The British entered World War One with a technically excellent rifle, with lots of bells and whistles. By 1916, the war was taking a previously unimaginable toll on the industrial capacity of the Empire and rifle production had to be economized. This led to the adoption of the MkIII* pattern of the Lee Enfield, to reduce cost and speed up production. The MkIII* omitted the windage adjustments on the rear sight, the front and rear volley sight elements, and the magazine cutoff. Around the same time, stock discs stopped being stamped with unit information (to avoid giving military intelligence of troop distribution when rifles were captured) and eventually deleted entirely.

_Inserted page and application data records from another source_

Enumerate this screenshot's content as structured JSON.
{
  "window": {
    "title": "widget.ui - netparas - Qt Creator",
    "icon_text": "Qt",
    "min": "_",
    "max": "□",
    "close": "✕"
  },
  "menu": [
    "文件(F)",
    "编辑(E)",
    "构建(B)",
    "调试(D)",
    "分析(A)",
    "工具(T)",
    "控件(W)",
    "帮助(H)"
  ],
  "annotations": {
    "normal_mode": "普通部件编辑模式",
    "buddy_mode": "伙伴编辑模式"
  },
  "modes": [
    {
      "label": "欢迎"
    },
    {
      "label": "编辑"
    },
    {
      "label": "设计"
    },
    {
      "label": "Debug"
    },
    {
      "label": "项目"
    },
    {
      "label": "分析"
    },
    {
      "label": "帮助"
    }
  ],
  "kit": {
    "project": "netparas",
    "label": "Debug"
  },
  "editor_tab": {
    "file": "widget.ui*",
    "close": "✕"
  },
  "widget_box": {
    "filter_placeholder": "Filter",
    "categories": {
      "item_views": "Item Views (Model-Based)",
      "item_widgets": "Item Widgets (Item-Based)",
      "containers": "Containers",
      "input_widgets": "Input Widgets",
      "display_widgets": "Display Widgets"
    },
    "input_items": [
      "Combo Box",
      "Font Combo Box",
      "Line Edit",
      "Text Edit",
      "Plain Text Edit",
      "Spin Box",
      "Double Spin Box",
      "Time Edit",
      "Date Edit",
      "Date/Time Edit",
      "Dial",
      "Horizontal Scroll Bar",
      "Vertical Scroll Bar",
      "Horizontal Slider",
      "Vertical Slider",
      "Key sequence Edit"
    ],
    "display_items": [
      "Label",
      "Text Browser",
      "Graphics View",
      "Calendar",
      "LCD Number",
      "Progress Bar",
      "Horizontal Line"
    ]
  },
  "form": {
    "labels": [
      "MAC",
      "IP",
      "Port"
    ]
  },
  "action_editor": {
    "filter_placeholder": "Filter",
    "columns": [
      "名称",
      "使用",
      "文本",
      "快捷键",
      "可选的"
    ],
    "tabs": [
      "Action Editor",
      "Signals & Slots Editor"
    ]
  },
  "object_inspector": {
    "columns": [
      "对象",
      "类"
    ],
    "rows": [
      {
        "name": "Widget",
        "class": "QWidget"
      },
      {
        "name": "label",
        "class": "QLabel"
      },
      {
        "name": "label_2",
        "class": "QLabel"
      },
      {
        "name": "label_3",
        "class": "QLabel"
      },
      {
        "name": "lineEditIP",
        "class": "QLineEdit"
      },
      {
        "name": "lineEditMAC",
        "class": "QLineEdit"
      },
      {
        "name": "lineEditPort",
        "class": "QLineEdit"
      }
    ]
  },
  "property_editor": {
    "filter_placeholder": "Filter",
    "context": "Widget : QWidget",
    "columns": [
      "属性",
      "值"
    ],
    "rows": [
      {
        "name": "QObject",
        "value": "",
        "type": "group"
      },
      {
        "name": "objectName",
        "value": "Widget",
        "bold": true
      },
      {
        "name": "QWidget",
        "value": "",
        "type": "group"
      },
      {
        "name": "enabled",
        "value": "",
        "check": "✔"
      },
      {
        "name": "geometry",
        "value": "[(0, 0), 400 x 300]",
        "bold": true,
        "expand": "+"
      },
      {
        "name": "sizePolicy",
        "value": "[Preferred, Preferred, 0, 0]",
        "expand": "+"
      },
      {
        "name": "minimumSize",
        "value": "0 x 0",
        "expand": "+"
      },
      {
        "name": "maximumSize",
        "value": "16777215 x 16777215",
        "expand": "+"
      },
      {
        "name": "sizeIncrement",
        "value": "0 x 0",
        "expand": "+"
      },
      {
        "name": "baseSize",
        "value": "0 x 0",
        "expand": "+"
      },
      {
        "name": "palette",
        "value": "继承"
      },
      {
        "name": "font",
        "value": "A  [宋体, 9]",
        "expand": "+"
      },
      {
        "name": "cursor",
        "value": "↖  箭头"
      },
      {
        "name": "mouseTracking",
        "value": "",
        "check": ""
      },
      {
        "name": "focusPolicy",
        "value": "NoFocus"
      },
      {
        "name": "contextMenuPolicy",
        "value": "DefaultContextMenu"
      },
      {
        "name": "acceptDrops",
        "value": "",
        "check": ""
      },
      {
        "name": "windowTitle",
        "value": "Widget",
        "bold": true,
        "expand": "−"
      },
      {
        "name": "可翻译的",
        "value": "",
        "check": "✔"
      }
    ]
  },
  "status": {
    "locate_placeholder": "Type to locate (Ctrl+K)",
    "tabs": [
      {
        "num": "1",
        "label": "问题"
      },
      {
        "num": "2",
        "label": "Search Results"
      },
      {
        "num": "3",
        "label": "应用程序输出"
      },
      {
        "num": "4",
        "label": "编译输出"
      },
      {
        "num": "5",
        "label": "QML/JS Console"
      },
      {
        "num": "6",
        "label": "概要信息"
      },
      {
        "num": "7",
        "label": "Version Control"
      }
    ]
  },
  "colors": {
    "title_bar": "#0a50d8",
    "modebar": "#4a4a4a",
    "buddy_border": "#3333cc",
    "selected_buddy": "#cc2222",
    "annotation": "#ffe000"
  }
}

The Pattern 1907 bayonet was also changed, although this does not coincide with the MkIII* rifle. In 1913, the British decided to delete the quillon from the standard bayonet. A great many bayonet with quillons were already in service, and those would be used in World War One, although many were modified in the field to cut off the quillons to avoid them hanging up on barbed wire or other obstacles.